> What the exercise asks: Copy out every line below without alteration.

> Stored records:
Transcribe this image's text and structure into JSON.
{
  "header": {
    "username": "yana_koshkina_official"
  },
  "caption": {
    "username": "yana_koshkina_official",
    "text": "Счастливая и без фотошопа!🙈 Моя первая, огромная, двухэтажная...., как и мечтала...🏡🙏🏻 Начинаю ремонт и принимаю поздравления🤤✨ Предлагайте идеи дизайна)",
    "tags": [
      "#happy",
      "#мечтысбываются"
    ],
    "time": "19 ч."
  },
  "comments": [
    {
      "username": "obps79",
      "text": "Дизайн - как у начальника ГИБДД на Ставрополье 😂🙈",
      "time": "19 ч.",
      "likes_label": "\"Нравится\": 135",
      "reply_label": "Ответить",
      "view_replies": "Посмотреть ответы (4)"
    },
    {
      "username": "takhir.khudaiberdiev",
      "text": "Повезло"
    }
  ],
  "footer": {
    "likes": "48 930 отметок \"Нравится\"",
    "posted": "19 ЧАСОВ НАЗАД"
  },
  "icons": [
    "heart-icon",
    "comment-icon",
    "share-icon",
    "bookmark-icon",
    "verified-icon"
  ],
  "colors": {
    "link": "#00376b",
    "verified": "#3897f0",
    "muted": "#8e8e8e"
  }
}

> Answer below:
Transcribe this image's text and structure into JSON.
{
  "header": {
    "username": "yana_koshkina_official"
  },
  "caption": {
    "username": "yana_koshkina_official",
    "text": "Счастливая и без фотошопа!🙈 Моя первая, огромная, двухэтажная...., как и мечтала...🏡🙏🏻 Начинаю ремонт и принимаю поздравления🤤✨ Предлагайте идеи дизайна)",
    "tags": [
      "#happy",
      "#мечтысбываются"
    ],
    "time": "19 ч."
  },
  "comments": [
    {
      "username": "obps79",
      "text": "Дизайн - как у начальника ГИБДД на Ставрополье 😂🙈",
      "time": "19 ч.",
      "likes_label": "\"Нравится\": 135",
      "reply_label": "Ответить",
      "view_replies": "Посмотреть ответы (4)"
    },
    {
      "username": "takhir.khudaiberdiev",
      "text": "Повезло"
    }
  ],
  "footer": {
    "likes": "48 930 отметок \"Нравится\"",
    "posted": "19 ЧАСОВ НАЗАД"
  },
  "icons": [
    "heart-icon",
    "comment-icon",
    "share-icon",
    "bookmark-icon",
    "verified-icon"
  ],
  "colors": {
    "link": "#00376b",
    "verified": "#3897f0",
    "muted": "#8e8e8e"
  }
}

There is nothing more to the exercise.